March 4 — Getting Your Feet Wet — Josh. 1-3. Today we begin the historical section of the Old Testament. The book of Joshua tells of the primary conquest of the Promised Land, as God punishes the inhabitants for their persistent idolatry and drives them out through Joshua’s leadership. Did you know that the origin of the expression “get your feet wet” comes from our passage today? God told Joshua that the Jordan River would not stop flowing until the feet of the priests carrying the Ark of the Covenant stepped into the water (3:13). The dictionary now defines the getting-your-feet-wet expression as “to start doing something for the first time” but originally it had more to do with the action-element of faith.
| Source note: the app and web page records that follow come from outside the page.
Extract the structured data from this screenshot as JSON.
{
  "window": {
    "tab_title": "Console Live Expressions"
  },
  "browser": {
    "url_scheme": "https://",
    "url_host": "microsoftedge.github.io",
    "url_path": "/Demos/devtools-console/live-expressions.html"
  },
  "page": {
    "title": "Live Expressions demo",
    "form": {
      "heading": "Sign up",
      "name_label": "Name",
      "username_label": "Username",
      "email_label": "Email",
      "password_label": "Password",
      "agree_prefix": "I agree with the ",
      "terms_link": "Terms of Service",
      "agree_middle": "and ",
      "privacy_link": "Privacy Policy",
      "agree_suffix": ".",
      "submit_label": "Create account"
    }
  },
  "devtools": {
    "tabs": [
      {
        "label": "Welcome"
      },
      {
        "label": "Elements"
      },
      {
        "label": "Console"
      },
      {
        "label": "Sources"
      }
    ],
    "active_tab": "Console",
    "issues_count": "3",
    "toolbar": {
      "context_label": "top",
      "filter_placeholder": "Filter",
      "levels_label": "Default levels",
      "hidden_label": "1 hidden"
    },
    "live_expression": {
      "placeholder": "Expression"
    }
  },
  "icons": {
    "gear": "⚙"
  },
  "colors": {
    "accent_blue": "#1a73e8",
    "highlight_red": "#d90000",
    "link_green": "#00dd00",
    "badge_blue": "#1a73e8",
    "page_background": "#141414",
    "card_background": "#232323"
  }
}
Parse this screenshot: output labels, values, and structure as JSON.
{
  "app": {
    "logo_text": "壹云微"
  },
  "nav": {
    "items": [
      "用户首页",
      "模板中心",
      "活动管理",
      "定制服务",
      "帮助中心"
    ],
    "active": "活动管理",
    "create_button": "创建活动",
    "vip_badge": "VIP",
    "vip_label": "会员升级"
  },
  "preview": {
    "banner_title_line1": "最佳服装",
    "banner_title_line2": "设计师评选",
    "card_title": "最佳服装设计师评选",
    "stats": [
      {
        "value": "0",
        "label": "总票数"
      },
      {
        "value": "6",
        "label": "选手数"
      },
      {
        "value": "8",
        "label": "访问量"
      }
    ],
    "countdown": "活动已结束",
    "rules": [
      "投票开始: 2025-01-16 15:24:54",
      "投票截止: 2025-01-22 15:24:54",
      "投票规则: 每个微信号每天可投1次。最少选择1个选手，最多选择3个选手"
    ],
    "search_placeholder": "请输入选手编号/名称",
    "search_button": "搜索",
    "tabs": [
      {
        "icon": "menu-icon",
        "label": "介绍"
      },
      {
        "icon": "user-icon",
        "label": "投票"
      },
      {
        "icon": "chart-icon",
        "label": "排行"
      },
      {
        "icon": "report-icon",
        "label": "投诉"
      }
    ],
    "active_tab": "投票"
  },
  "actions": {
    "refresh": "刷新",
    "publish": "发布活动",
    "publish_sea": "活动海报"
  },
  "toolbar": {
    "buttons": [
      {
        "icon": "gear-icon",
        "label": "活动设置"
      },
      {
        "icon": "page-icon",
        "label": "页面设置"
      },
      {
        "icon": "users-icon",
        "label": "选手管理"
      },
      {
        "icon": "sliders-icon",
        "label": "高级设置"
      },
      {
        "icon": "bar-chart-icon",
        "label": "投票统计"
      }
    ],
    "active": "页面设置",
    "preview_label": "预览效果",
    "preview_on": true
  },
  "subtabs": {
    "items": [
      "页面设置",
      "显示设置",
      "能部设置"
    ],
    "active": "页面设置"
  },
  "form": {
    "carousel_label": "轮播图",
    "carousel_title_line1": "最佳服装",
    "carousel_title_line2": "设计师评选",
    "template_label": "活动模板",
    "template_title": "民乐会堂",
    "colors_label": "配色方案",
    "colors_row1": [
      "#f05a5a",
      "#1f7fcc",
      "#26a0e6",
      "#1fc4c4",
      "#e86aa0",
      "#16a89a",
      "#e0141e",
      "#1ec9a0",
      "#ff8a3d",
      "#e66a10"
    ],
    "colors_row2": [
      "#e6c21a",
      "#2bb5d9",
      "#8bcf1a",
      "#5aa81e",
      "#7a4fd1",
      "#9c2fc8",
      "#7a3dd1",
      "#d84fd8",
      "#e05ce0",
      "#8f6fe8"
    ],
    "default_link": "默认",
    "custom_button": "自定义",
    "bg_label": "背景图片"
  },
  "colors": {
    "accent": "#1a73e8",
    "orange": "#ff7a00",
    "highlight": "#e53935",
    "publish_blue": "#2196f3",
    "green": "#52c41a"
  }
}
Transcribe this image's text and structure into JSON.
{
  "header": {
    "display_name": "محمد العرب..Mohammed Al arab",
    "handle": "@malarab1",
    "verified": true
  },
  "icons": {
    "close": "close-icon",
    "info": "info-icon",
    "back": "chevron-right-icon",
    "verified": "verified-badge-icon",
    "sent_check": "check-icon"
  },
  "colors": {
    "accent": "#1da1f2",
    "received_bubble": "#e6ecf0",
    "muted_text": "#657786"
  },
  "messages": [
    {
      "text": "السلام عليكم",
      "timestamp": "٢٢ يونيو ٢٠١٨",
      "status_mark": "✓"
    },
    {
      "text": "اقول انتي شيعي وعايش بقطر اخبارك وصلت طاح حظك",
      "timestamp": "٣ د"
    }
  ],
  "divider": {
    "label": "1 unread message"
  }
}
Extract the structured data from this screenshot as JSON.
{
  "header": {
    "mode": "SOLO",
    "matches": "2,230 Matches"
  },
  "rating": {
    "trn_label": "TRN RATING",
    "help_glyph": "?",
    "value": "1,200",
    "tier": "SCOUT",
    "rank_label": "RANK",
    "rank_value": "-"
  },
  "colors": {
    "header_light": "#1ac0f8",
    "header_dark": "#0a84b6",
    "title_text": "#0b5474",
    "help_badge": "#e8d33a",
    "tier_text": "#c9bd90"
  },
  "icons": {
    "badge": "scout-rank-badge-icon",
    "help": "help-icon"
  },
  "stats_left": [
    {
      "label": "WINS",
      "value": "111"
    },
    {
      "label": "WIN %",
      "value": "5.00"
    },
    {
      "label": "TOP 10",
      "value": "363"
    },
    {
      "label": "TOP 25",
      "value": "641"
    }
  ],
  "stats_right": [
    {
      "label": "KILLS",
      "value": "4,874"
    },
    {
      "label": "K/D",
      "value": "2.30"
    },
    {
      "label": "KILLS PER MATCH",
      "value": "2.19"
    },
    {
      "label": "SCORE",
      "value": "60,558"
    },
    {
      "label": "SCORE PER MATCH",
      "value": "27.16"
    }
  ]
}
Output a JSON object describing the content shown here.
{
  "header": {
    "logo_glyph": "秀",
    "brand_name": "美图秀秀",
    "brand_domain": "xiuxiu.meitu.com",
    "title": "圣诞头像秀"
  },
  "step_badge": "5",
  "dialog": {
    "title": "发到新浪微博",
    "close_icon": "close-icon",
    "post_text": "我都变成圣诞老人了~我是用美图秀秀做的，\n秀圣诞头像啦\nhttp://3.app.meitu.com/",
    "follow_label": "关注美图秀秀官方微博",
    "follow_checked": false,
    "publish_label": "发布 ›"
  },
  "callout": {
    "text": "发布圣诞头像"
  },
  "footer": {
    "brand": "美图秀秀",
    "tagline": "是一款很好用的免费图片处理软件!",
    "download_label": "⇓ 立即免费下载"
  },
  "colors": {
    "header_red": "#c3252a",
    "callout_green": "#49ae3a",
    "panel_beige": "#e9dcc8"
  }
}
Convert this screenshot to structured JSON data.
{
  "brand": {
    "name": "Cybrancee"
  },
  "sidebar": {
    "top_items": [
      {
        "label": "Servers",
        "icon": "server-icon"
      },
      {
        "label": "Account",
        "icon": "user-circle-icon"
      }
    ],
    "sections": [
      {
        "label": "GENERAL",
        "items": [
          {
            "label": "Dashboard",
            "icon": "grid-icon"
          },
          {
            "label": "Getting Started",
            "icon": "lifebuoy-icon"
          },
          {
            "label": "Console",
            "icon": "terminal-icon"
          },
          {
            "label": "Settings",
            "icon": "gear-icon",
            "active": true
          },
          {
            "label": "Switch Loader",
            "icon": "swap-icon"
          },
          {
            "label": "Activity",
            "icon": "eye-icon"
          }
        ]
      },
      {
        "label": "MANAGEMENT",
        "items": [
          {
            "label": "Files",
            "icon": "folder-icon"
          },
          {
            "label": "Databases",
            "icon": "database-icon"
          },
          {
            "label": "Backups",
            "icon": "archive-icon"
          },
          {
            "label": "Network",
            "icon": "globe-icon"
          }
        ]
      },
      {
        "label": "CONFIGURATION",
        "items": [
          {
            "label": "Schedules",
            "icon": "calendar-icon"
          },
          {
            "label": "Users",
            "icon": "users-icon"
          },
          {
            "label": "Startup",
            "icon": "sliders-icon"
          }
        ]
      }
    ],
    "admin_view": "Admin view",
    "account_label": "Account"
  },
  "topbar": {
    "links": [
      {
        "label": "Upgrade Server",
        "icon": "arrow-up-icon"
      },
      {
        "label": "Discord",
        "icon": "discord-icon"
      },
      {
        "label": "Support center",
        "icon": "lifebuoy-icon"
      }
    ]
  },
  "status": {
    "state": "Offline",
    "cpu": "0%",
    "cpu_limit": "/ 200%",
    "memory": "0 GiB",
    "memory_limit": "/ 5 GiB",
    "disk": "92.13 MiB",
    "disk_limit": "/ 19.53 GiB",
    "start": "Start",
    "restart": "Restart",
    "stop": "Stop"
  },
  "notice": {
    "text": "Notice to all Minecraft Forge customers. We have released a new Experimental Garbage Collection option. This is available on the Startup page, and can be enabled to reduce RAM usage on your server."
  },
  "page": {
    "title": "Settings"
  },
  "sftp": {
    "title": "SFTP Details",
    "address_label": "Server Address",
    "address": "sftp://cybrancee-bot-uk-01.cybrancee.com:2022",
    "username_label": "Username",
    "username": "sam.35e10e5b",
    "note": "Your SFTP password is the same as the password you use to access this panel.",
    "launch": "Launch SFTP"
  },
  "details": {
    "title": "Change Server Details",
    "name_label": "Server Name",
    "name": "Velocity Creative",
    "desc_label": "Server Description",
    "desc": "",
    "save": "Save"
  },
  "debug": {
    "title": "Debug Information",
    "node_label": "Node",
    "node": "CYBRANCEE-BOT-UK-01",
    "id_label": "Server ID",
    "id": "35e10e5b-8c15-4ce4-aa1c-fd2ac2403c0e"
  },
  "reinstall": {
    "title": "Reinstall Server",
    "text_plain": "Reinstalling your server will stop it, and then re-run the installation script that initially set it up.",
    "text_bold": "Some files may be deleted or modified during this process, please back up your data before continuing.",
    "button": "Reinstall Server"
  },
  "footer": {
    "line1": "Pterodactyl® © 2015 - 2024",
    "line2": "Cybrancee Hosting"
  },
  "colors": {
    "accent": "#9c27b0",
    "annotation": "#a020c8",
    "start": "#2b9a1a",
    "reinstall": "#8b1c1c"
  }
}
Sometimes God challenges us to demonstrate that we believe Him by stepping out in an action of faith. For instance, in Luke 6:35, Jesus promises that “your reward will be great,” but that promise requires getting our feet wet first. How? “Love your enemies, and do good, and lend, expecting nothing in return.” Just as God promised Joshua that his concentration on the Book of the Law would result in his way being prosperous (1:8), so our daily exposure to the Word of God will bring us spiritual benefits.
March 5 — Warriors — Josh. 4-6. When I began this project, I didn’t intend to write comments every day but it has turned out that my biggest problem now is deciding between many things I would like to write about. God’s Word is inexhaustible in its depth and richness. When we read Numbers 30-32, I commented that we would have to see later how many fighting men from the two and a half tribes settling on the east side of the Jordan River would be required to go with the rest of Israel to fight on the west side. Today we got our answer: 40,000 (4:9). When the census was taken of all the men 20 years of age and older, there were a total of 110,580 from these 2.5 tribes (Num. 26:7, 18, 34). So, the 40,000 who crossed the Jordan were only 36.2% of their available fighting men, and the rest were allowed to stay as guards in the towns and cities where their families were living. Okay, it is not a spiritual insight, but it was interesting to me.